Excerpts from an interface dataset:
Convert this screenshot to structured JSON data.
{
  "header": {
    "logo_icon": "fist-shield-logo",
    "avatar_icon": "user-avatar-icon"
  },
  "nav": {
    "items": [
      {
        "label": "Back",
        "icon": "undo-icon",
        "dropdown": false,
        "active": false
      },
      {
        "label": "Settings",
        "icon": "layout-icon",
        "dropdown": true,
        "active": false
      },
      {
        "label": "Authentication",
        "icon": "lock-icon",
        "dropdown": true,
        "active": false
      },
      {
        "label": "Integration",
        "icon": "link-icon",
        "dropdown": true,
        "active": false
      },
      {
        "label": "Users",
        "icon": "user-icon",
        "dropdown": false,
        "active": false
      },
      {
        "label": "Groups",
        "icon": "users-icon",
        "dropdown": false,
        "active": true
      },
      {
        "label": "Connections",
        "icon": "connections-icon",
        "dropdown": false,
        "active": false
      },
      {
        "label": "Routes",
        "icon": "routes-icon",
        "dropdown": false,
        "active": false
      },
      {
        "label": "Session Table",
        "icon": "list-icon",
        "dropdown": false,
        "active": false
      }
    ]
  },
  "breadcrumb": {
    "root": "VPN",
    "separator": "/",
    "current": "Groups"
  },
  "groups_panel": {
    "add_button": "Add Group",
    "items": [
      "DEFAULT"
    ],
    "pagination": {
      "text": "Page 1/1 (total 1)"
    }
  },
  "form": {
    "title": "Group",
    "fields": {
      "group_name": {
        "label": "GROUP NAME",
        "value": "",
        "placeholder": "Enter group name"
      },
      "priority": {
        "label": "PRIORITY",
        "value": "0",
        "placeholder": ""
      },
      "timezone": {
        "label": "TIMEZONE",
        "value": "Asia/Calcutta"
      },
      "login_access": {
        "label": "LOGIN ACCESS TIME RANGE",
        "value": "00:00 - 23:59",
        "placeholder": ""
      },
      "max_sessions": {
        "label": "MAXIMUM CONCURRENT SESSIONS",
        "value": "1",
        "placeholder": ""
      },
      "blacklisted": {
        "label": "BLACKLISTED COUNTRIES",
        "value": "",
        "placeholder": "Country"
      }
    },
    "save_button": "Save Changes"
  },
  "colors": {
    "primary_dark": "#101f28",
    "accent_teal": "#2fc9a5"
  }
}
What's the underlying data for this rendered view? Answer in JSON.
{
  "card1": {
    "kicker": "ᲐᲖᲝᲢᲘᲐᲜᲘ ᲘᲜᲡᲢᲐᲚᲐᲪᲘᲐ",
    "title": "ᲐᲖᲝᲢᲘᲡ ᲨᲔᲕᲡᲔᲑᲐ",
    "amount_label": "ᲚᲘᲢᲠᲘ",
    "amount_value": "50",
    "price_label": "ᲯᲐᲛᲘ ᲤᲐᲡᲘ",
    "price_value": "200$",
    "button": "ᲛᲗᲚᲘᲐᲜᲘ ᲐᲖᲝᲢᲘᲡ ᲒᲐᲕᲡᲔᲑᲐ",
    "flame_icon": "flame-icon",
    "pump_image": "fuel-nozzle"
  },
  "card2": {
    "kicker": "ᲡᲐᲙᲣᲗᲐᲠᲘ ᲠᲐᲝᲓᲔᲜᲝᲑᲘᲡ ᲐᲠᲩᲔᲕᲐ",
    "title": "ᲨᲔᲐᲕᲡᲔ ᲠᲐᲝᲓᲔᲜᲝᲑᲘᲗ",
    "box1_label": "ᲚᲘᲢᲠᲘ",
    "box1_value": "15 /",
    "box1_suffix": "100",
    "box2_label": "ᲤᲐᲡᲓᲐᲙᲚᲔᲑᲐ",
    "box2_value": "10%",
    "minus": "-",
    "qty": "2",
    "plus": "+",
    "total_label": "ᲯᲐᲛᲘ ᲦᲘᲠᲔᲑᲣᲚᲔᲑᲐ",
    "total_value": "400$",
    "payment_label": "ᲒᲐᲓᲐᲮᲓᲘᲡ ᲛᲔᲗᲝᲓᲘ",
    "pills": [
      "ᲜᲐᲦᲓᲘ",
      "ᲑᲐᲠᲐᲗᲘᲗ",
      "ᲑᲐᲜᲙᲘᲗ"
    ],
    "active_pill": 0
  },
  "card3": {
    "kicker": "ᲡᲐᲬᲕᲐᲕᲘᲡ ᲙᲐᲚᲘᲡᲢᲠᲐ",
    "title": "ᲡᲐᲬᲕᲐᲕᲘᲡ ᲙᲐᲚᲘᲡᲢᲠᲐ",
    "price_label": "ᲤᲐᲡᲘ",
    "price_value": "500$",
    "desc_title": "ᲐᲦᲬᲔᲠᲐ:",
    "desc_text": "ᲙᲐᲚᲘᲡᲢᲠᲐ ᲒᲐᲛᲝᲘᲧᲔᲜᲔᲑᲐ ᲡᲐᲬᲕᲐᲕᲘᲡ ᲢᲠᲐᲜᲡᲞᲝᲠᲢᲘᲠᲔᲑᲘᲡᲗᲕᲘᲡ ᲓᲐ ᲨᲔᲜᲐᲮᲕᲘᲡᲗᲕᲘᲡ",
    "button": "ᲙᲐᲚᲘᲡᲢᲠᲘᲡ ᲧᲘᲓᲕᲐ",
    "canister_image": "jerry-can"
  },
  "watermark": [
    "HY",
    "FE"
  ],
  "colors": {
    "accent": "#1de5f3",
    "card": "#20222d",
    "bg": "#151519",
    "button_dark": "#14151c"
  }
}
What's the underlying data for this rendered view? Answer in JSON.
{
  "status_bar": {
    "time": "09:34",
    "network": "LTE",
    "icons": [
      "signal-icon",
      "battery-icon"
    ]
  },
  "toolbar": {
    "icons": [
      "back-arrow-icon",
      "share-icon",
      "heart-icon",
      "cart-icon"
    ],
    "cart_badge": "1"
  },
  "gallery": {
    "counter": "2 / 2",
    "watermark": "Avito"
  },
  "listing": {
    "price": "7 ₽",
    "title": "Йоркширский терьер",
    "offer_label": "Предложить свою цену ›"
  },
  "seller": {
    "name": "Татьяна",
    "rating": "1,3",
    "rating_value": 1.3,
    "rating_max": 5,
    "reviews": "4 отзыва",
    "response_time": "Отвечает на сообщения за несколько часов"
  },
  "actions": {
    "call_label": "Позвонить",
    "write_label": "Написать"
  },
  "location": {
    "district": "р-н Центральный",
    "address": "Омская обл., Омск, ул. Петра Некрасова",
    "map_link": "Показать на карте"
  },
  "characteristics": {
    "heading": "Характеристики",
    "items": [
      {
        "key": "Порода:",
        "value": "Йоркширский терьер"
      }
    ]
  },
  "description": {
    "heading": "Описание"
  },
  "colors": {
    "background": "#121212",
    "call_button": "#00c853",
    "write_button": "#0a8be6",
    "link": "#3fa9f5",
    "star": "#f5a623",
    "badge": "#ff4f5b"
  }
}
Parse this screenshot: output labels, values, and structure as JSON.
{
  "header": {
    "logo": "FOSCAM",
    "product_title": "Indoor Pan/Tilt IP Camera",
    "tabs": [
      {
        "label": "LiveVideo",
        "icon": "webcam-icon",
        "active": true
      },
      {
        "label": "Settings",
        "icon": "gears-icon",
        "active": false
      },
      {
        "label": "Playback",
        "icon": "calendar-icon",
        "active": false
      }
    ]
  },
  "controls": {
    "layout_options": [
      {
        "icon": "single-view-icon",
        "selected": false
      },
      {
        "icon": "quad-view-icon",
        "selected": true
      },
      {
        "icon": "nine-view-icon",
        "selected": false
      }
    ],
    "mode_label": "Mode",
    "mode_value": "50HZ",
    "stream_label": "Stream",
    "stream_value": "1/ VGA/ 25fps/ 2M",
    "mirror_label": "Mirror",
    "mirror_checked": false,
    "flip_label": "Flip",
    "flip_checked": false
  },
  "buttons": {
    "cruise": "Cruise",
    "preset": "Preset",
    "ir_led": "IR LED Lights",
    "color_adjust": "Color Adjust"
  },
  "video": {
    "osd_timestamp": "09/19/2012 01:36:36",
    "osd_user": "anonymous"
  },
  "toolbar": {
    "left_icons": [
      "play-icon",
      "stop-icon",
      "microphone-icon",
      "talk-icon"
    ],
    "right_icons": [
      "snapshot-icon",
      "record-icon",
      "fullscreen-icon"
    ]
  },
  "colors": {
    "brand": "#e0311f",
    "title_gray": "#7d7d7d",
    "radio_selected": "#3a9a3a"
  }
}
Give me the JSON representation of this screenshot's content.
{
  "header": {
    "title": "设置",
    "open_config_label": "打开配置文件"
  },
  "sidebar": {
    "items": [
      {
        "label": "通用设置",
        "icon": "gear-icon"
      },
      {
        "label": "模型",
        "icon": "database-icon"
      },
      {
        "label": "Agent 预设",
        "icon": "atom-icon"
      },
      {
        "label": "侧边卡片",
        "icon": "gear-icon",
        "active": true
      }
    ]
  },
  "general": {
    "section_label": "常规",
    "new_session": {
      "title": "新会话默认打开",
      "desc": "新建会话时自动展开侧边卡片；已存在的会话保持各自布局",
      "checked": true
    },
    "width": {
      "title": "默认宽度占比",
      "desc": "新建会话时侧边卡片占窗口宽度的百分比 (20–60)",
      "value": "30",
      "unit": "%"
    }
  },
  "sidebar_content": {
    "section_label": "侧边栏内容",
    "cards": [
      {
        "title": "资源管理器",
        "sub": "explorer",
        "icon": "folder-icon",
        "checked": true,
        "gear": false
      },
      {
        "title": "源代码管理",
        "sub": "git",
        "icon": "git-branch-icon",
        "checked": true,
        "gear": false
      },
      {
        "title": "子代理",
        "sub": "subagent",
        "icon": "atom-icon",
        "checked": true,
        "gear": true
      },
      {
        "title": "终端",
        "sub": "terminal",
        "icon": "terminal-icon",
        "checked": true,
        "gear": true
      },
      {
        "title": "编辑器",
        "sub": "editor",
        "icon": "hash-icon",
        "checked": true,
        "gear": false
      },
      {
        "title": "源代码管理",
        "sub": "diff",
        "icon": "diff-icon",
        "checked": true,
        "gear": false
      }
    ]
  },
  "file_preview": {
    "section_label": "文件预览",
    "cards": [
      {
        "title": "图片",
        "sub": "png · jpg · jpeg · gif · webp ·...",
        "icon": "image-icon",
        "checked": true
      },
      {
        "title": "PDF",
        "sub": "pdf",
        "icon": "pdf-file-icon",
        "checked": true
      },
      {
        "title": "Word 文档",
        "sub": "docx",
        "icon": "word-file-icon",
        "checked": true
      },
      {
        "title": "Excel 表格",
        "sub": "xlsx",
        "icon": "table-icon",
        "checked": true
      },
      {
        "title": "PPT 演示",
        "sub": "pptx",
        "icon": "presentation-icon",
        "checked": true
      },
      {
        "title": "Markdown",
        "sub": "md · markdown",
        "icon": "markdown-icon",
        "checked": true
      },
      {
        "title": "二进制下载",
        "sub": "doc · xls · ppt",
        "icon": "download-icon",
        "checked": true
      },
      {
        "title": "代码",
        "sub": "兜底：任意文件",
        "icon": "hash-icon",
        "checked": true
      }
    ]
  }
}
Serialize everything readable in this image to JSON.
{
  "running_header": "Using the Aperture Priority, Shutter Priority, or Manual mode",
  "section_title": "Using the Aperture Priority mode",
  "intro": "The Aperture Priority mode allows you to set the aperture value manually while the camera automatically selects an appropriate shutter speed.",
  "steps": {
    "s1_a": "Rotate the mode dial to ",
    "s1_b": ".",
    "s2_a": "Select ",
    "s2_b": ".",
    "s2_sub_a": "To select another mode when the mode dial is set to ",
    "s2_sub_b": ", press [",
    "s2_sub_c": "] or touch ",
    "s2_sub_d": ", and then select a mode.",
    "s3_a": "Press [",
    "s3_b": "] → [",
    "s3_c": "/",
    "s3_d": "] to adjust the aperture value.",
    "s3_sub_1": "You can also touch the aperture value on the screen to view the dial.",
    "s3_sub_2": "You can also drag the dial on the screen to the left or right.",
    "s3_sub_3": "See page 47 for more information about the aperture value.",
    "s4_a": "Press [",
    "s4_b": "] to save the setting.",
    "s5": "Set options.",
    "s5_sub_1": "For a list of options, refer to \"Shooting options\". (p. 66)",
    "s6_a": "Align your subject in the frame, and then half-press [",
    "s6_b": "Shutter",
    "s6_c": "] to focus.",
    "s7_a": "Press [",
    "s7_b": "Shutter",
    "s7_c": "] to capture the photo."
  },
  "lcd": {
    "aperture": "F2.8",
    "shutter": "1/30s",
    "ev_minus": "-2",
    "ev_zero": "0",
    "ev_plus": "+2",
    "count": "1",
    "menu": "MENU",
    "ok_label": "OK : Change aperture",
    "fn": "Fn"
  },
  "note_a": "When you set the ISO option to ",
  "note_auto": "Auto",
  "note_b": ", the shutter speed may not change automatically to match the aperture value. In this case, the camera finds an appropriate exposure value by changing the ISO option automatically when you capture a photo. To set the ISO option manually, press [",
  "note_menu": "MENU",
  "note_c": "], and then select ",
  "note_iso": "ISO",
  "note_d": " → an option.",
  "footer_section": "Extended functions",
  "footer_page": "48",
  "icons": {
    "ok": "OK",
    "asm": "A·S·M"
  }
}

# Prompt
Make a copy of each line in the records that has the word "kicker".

# Task output
    "kicker": "ᲐᲖᲝᲢᲘᲐᲜᲘ ᲘᲜᲡᲢᲐᲚᲐᲪᲘᲐ",
    "kicker": "ᲡᲐᲙᲣᲗᲐᲠᲘ ᲠᲐᲝᲓᲔᲜᲝᲑᲘᲡ ᲐᲠᲩᲔᲕᲐ",
    "kicker": "ᲡᲐᲬᲕᲐᲕᲘᲡ ᲙᲐᲚᲘᲡᲢᲠᲐ",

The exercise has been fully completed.